DATASET:
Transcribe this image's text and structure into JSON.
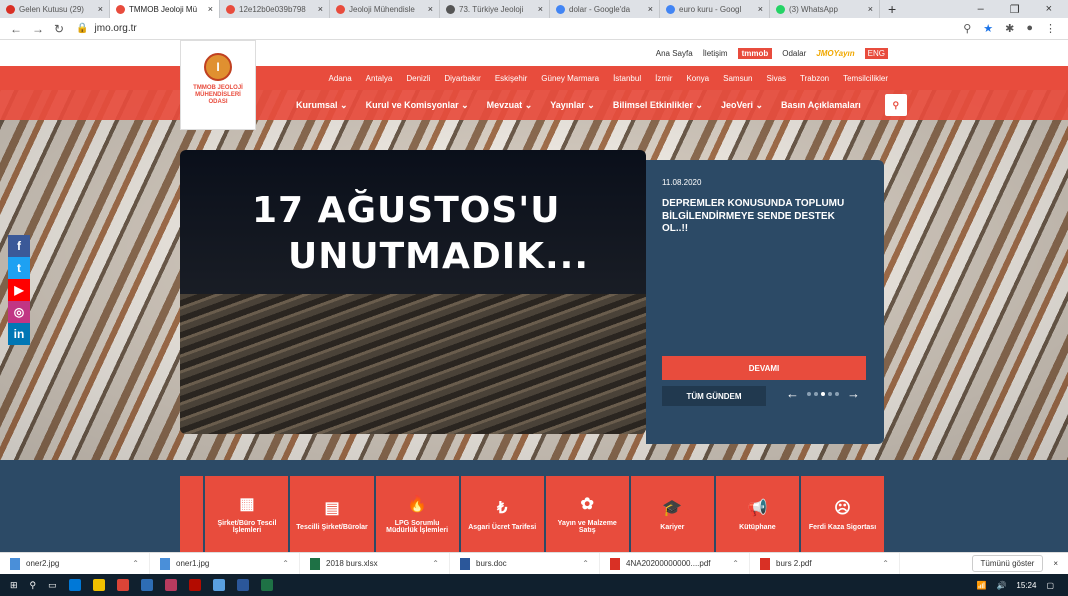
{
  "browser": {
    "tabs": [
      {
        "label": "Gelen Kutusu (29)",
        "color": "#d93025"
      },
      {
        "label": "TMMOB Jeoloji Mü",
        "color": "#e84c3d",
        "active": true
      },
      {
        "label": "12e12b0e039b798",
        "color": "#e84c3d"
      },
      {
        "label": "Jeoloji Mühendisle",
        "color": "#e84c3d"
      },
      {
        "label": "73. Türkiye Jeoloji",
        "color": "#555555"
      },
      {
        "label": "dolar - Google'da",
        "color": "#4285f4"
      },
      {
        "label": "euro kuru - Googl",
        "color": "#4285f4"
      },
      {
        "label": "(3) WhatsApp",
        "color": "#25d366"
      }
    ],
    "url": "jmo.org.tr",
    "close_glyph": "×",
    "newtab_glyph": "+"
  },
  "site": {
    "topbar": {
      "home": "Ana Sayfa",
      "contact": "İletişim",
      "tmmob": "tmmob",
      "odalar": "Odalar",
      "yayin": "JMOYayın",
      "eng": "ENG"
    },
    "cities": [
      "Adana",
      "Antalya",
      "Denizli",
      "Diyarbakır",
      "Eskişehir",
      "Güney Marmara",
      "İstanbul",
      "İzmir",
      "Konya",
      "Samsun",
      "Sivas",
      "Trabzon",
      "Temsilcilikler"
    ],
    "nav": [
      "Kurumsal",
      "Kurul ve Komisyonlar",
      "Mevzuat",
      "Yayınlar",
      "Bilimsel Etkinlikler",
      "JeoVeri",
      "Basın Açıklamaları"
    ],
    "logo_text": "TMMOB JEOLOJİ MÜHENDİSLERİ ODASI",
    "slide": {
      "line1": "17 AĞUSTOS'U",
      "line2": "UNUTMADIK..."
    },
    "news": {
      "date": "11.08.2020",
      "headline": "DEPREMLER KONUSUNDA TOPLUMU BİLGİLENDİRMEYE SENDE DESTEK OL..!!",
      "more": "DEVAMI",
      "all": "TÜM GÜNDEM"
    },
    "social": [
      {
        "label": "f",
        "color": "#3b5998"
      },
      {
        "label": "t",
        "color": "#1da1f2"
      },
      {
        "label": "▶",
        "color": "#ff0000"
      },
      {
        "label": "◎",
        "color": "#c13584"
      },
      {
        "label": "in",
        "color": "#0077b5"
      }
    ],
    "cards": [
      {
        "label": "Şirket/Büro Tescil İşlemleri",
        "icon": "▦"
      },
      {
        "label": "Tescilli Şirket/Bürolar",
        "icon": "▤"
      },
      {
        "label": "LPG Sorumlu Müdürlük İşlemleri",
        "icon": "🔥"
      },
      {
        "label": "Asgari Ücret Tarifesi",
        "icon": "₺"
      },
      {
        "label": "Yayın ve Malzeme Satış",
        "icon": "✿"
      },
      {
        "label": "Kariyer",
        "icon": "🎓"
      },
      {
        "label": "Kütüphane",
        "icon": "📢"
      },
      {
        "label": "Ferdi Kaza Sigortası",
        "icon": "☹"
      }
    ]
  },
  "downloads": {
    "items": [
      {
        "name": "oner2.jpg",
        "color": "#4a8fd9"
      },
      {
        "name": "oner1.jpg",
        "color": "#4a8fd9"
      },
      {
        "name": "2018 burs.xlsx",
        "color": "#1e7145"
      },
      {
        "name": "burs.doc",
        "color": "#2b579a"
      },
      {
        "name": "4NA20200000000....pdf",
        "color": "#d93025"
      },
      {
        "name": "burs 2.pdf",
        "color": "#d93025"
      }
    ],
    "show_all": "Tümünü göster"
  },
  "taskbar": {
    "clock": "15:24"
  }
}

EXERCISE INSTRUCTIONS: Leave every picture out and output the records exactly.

RESPONSE TO THIS TASK:
Transcribe this image's text and structure into JSON.
{
  "browser": {
    "tabs": [
      {
        "label": "Gelen Kutusu (29)",
        "color": "#d93025"
      },
      {
        "label": "TMMOB Jeoloji Mü",
        "color": "#e84c3d",
        "active": true
      },
      {
        "label": "12e12b0e039b798",
        "color": "#e84c3d"
      },
      {
        "label": "Jeoloji Mühendisle",
        "color": "#e84c3d"
      },
      {
        "label": "73. Türkiye Jeoloji",
        "color": "#555555"
      },
      {
        "label": "dolar - Google'da",
        "color": "#4285f4"
      },
      {
        "label": "euro kuru - Googl",
        "color": "#4285f4"
      },
      {
        "label": "(3) WhatsApp",
        "color": "#25d366"
      }
    ],
    "url": "jmo.org.tr",
    "close_glyph": "×",
    "newtab_glyph": "+"
  },
  "site": {
    "topbar": {
      "home": "Ana Sayfa",
      "contact": "İletişim",
      "tmmob": "tmmob",
      "odalar": "Odalar",
      "yayin": "JMOYayın",
      "eng": "ENG"
    },
    "cities": [
      "Adana",
      "Antalya",
      "Denizli",
      "Diyarbakır",
      "Eskişehir",
      "Güney Marmara",
      "İstanbul",
      "İzmir",
      "Konya",
      "Samsun",
      "Sivas",
      "Trabzon",
      "Temsilcilikler"
    ],
    "nav": [
      "Kurumsal",
      "Kurul ve Komisyonlar",
      "Mevzuat",
      "Yayınlar",
      "Bilimsel Etkinlikler",
      "JeoVeri",
      "Basın Açıklamaları"
    ],
    "logo_text": "TMMOB JEOLOJİ MÜHENDİSLERİ ODASI",
    "slide": {
      "line1": "17 AĞUSTOS'U",
      "line2": "UNUTMADIK..."
    },
    "news": {
      "date": "11.08.2020",
      "headline": "DEPREMLER KONUSUNDA TOPLUMU BİLGİLENDİRMEYE SENDE DESTEK OL..!!",
      "more": "DEVAMI",
      "all": "TÜM GÜNDEM"
    },
    "social": [
      {
        "label": "f",
        "color": "#3b5998"
      },
      {
        "label": "t",
        "color": "#1da1f2"
      },
      {
        "label": "▶",
        "color": "#ff0000"
      },
      {
        "label": "◎",
        "color": "#c13584"
      },
      {
        "label": "in",
        "color": "#0077b5"
      }
    ],
    "cards": [
      {
        "label": "Şirket/Büro Tescil İşlemleri",
        "icon": "▦"
      },
      {
        "label": "Tescilli Şirket/Bürolar",
        "icon": "▤"
      },
      {
        "label": "LPG Sorumlu Müdürlük İşlemleri",
        "icon": "🔥"
      },
      {
        "label": "Asgari Ücret Tarifesi",
        "icon": "₺"
      },
      {
        "label": "Yayın ve Malzeme Satış",
        "icon": "✿"
      },
      {
        "label": "Kariyer",
        "icon": "🎓"
      },
      {
        "label": "Kütüphane",
        "icon": "📢"
      },
      {
        "label": "Ferdi Kaza Sigortası",
        "icon": "☹"
      }
    ]
  },
  "downloads": {
    "items": [
      {
        "name": "oner2.jpg",
        "color": "#4a8fd9"
      },
      {
        "name": "oner1.jpg",
        "color": "#4a8fd9"
      },
      {
        "name": "2018 burs.xlsx",
        "color": "#1e7145"
      },
      {
        "name": "burs.doc",
        "color": "#2b579a"
      },
      {
        "name": "4NA20200000000....pdf",
        "color": "#d93025"
      },
      {
        "name": "burs 2.pdf",
        "color": "#d93025"
      }
    ],
    "show_all": "Tümünü göster"
  },
  "taskbar": {
    "clock": "15:24"
  }
}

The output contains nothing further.